Skateboarding: The big brand takeover makes it hard on the little guy

Anthony Nathan

Skateboarders have always taken pride in being a part of the counterculture because all people are truly welcome in the skate community. This concept of non-exclusion is what gives skateboarding its appeal and it hasn’t gone unnoticed.

The last few years have seen a major rise in corporate involvement. Brands like Levi’s and New Balance are two of the more recent corporations to sponsor some of the most prized contributors in skateboarding.

While these large brands are welcomed by many skateboarders, they always make it very difficult for skater-owned-and-operated companies to thrive.

Skateboarding’s popularity in 2013 is as high as ever. Mall franchises like Zumiez and CCS sell everything skate-related from clothes to wheels. Small, skater-owned brands like Lakai Footwear are sold at these stores besides mammoth companies like Nike, Adidas, Converse and Dickies.

The landscape of any skate shop was very different 13 years ago. Big-name brands were nowhere to be seen. As time went by, and more kids picked up skating, large corporations outside of skateboarding wanted in on the action, which spawned the likes of Nike SB, Adidas Skateboarding and CONS.

“They are trying to go where the money’s at,” said junior communication studies Nick Taylor.

Nike was one of the first to be criticized for sponsoring well-respected professionals in the industry. Initially unwelcome by many, Nike gained a following by offering the public a superior product.

“I think Nike is one of the few companies that can do it just because they have so much money and so many resources to put into skateboarding,” said junior recreations parks and tourism administration Matt Gowans.

Other corporations have followed suit and have been very successful. Unfortunately, most skater-owned brands cannot offer what these huge companies can because their budget and influence outside of skateboarding isn’t impressive.

Core skate brands offer more than sponsorship but they also serve as a hub in the skate community by sponsoring events, putting demos and trips together or just making decisions. These factors often contribute to missing out on competing with the big brands.

Competing is tough when a core brand is trying to progress the sport and support the community it participates in while the big corporations are simply trying to move units.

“Core skateboard companies owned by skaters haven’t adjusted to what the consumer really desires from that skateboard company,” said FTC Sacramento skate shop co-owner Edward Lee.

These businesses don’t see skateboarding the same way the contributors do. The product that is sold to simply do the act is such a small portion of what skateboarding really is. But because you can’t buy style, speed or aggression, the corporations are going to try to offer their version of the ideal skater to you.

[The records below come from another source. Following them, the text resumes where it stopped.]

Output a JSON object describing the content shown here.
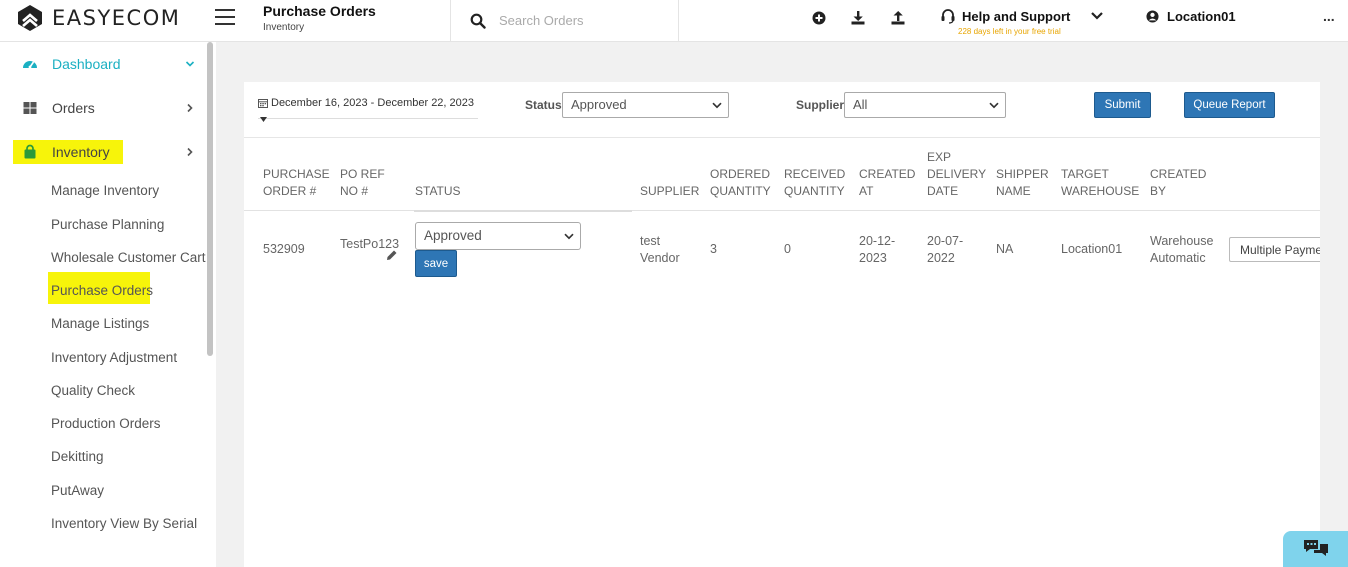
{
  "header": {
    "logo_text": "EASYECOM",
    "page_title": "Purchase Orders",
    "page_subtitle": "Inventory",
    "search_placeholder": "Search Orders",
    "help_label": "Help and Support",
    "trial_text": "228 days left in your free trial",
    "location_label": "Location01",
    "more_label": "..."
  },
  "sidebar": {
    "main": [
      {
        "label": "Dashboard",
        "icon": "speedometer-icon"
      },
      {
        "label": "Orders",
        "icon": "grid-icon"
      },
      {
        "label": "Inventory",
        "icon": "bag-icon"
      }
    ],
    "sub": [
      "Manage Inventory",
      "Purchase Planning",
      "Wholesale Customer Cart",
      "Purchase Orders",
      "Manage Listings",
      "Inventory Adjustment",
      "Quality Check",
      "Production Orders",
      "Dekitting",
      "PutAway",
      "Inventory View By Serial"
    ]
  },
  "filters": {
    "date_range": "December 16, 2023 - December 22, 2023",
    "status_label": "Status",
    "status_value": "Approved",
    "supplier_label": "Supplier",
    "supplier_value": "All",
    "submit_label": "Submit",
    "queue_label": "Queue Report"
  },
  "table": {
    "headers": {
      "po_no": [
        "PURCHASE",
        "ORDER #"
      ],
      "po_ref": [
        "PO REF",
        "NO #"
      ],
      "status": [
        "STATUS"
      ],
      "supplier": [
        "SUPPLIER"
      ],
      "ordered": [
        "ORDERED",
        "QUANTITY"
      ],
      "received": [
        "RECEIVED",
        "QUANTITY"
      ],
      "created_at": [
        "CREATED",
        "AT"
      ],
      "exp": [
        "EXP",
        "DELIVERY",
        "DATE"
      ],
      "shipper": [
        "SHIPPER",
        "NAME"
      ],
      "warehouse": [
        "TARGET",
        "WAREHOUSE"
      ],
      "created_by": [
        "CREATED",
        "BY"
      ]
    },
    "row": {
      "po_no": "532909",
      "po_ref": "TestPo123",
      "status": "Approved",
      "save_label": "save",
      "supplier": [
        "test",
        "Vendor"
      ],
      "ordered": "3",
      "received": "0",
      "created_at": [
        "20-12-",
        "2023"
      ],
      "exp": [
        "20-07-",
        "2022"
      ],
      "shipper": "NA",
      "warehouse": "Location01",
      "created_by": [
        "Warehouse",
        "Automatic"
      ],
      "payment": "Multiple Payments"
    }
  },
  "colors": {
    "accent": "#1bb0c2",
    "primary_button": "#2e76b5",
    "highlight": "#f7f40a",
    "trial_text": "#e8a500",
    "chat_widget": "#7fd3ec"
  }
}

Additionally, it is difficult to be a skateboarder and vote with your wallet when it comes to supporting brands you might like – appearances are deceiving. For example, Vans shoes is owned by VF Corporation, the largest apparel corporation in the world. The highly respected East Coast brand Zoo York is owned by Iconix which owns Ed Hardy and Rocawear. 

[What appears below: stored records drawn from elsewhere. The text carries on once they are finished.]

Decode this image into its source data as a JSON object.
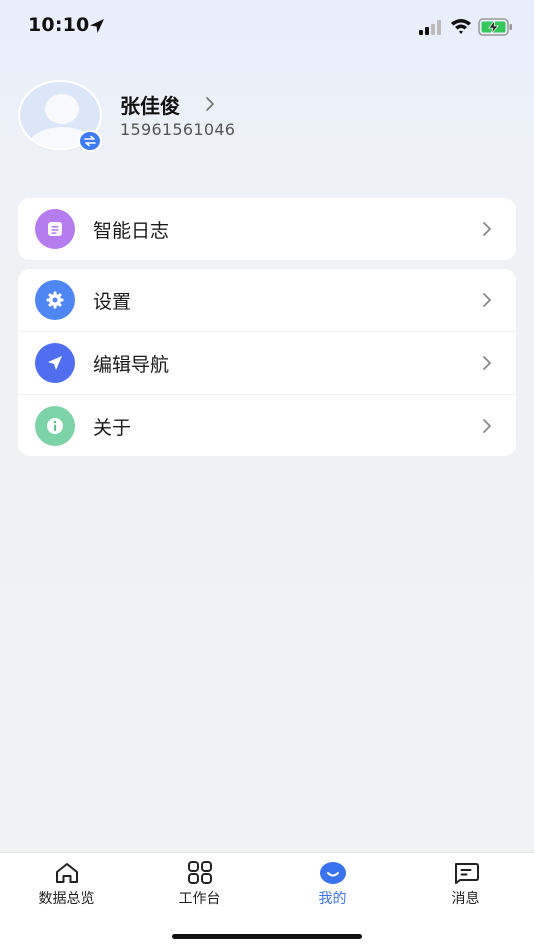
{
  "status_bar": {
    "time": "10:10"
  },
  "profile": {
    "name": "张佳俊",
    "phone": "15961561046"
  },
  "menu_group_1": [
    {
      "label": "智能日志",
      "icon": "notebook-icon",
      "color": "#b57cf0"
    }
  ],
  "menu_group_2": [
    {
      "label": "设置",
      "icon": "gear-icon",
      "color": "#4f86f3"
    },
    {
      "label": "编辑导航",
      "icon": "navigation-arrow-icon",
      "color": "#4f6ff0"
    },
    {
      "label": "关于",
      "icon": "info-icon",
      "color": "#7dd3a8"
    }
  ],
  "tab_bar": {
    "tabs": [
      {
        "label": "数据总览",
        "icon": "home-icon",
        "active": false
      },
      {
        "label": "工作台",
        "icon": "grid-icon",
        "active": false
      },
      {
        "label": "我的",
        "icon": "smile-icon",
        "active": true
      },
      {
        "label": "消息",
        "icon": "message-icon",
        "active": false
      }
    ],
    "active_color": "#3a73ef"
  }
}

This shows us the big brand take over is already happening and only time will tell how far the skate community is willing to accept their presence.